Leaving the audience wanting more is hardly a terrible problem to have in this case, though, as my desire for more character moments is fueled by how good the moments we get are. The bulk of the show’s first season is spent focused on Ruth and Debbie, even more so on Ruth, following their personal struggles and conflict in the wake of Debbie learning that Ruth twice slept with her husband. The show does a really good job portraying the two’s fractured friendship, that weird space where they both care about each other a lot but now there’s this betrayal hanging between them that prevents Debbie from really letting Ruth in.
Ruth and Debbie’s plotline is also important to one of the show’s less prominent themes, where it goes into what it is to be a heel (the villain in wrestling). There’s a connection built between Ruth, who is arguably the “villain” between her and Debbie, and Ruth’s character in the ring, a Russian foil to Debbie’s American hero. The show remarks upon how a good heel is needed to make the hero look better and be easier to root for, but how the audience also, in a strange way, loves the heel. The exploration of this fairly universal storytelling concept is interesting, but unfortunately the way it relates back to the characters in the show is a little weird.
The first part of this weirdness is the framing of Ruth and Debbie, where Ruth is more or less the show’s protagonist. We spend the most time with her, she gets the most in-depth and complex character work, she is who we’re ultimately rooting for. And so because of this, she’s isn’t the heel in the story. The second thing is that she’s really not a bad person, making the focus on her “villainy” feel hollow. With the exception of sleeping with Debbie’s husband, Ruth doesn’t really do anything morally questionable–in fact, she’s one of the most responsible and mature characters on the show.
This creates a disconnect where a large part of Ruth’s plotline is about accepting the importance of villainy within a narrative and how she feels like she is that villain in her personal life, but that villainy is not actually present in her character. We’re never even given a particularly compelling reason for why she slept with Debbie’s husband, making her one bad act seem more like a contrivance than a character flaw.
While that theme did leave me a little wanting, it’s a small nitpick in what is otherwise a very compelling plotline. And I do really appreciate Ruth as the protagonist–she’s driven and passionate, but that passion sometimes manifests itself as a sort of dorkiness that makes for a really entertaining and easy-to-root-for character.
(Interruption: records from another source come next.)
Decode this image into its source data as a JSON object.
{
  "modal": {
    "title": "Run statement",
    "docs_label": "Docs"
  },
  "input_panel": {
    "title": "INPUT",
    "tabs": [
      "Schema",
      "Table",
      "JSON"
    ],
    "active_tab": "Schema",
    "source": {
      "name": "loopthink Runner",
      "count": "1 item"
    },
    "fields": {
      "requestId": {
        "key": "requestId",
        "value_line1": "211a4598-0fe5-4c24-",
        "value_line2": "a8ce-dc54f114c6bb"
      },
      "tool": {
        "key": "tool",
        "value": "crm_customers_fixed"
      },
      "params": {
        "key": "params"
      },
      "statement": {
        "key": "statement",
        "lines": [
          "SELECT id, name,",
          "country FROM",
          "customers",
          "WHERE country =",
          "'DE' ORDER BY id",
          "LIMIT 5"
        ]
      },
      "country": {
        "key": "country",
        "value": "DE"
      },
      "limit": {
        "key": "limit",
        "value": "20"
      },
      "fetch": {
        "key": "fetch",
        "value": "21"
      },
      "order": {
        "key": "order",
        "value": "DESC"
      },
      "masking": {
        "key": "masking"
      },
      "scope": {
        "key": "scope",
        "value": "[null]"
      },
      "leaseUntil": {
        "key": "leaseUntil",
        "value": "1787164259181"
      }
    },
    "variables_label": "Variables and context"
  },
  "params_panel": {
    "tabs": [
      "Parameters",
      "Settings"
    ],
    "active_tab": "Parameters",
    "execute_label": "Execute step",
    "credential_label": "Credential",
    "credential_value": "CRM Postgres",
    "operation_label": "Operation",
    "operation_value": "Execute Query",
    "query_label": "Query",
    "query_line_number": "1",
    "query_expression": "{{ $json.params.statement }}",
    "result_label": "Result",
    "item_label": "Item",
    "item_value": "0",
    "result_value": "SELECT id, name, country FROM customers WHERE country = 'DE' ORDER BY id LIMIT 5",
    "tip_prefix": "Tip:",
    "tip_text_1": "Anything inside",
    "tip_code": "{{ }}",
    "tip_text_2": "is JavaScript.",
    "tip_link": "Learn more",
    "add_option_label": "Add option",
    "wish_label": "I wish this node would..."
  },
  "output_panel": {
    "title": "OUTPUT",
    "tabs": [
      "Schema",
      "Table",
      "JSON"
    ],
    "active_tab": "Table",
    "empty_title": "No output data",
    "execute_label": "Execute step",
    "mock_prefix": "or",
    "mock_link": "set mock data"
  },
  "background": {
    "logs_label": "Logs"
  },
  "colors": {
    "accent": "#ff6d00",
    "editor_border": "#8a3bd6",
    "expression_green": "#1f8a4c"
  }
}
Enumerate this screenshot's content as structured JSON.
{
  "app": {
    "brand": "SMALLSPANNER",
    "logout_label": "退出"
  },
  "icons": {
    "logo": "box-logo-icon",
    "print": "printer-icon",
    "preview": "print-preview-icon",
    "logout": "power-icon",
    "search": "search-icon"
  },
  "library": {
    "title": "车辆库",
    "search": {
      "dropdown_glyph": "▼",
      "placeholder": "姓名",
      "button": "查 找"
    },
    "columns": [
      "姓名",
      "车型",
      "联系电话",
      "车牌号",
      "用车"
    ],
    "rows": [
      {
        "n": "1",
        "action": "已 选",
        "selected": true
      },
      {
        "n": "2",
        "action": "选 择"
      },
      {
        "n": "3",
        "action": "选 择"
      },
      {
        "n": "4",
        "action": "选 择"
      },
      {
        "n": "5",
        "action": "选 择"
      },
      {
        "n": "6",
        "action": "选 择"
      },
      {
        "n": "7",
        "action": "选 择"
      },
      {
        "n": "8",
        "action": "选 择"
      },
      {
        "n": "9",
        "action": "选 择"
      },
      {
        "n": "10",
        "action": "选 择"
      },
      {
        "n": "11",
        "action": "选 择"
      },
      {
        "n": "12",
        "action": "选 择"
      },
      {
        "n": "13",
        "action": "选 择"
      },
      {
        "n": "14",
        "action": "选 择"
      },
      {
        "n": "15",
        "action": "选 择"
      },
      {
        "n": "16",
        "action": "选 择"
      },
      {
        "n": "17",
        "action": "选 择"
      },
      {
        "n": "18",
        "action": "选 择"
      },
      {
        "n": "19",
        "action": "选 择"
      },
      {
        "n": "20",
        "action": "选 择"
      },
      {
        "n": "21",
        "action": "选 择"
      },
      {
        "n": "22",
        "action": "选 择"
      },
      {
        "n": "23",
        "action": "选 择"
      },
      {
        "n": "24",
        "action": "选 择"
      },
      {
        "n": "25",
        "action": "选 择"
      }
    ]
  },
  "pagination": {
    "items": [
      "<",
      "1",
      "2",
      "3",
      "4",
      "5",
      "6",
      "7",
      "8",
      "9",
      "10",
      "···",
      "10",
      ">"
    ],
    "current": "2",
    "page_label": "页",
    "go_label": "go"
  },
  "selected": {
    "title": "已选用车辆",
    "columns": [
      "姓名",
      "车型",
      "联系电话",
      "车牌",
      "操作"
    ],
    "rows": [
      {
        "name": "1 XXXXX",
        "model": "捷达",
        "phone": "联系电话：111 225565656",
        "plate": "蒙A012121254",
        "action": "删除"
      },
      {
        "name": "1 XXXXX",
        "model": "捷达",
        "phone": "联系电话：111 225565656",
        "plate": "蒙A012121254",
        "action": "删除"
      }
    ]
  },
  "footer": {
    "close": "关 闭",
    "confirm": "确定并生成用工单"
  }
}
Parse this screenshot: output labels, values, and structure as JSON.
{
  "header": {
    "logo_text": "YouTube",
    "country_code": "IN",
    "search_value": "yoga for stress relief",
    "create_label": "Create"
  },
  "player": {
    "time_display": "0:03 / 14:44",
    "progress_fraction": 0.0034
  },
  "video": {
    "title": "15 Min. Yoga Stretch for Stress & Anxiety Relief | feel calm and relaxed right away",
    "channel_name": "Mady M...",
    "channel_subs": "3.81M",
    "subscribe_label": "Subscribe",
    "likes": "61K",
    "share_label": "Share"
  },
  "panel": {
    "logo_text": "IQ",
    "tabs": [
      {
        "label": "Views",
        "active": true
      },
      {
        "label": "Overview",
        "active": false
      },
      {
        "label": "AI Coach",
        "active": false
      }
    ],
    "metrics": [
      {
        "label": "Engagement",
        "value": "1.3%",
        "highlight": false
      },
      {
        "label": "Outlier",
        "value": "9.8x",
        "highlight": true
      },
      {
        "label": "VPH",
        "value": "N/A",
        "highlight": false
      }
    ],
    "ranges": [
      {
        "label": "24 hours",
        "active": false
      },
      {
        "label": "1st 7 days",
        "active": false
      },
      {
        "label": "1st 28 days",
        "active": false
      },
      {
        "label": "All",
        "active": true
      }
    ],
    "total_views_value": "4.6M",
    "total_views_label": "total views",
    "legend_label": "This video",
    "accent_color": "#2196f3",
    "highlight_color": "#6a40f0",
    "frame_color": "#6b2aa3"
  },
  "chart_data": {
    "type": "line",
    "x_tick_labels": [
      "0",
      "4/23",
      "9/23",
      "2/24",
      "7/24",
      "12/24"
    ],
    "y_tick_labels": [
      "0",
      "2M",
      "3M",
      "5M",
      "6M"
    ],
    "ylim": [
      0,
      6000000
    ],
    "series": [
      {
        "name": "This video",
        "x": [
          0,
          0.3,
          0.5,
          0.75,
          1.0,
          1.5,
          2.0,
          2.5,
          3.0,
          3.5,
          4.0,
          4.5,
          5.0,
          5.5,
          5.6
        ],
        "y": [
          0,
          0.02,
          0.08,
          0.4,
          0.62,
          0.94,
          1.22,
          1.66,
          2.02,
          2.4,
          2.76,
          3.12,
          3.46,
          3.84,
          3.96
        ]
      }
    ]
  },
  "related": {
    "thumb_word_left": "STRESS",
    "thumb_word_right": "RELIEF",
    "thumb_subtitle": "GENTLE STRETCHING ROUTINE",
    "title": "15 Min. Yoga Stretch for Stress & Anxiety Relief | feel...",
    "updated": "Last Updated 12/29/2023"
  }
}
I can easily see a version of the show where Debbie is the protagonist and I think it would have been lesser for it.
So, yeah, that’s GLOW. Not what I anticipated, but I think it was better for subverting my expectations to tell an almost gentle in tone, but still meaningful and nuanced, story.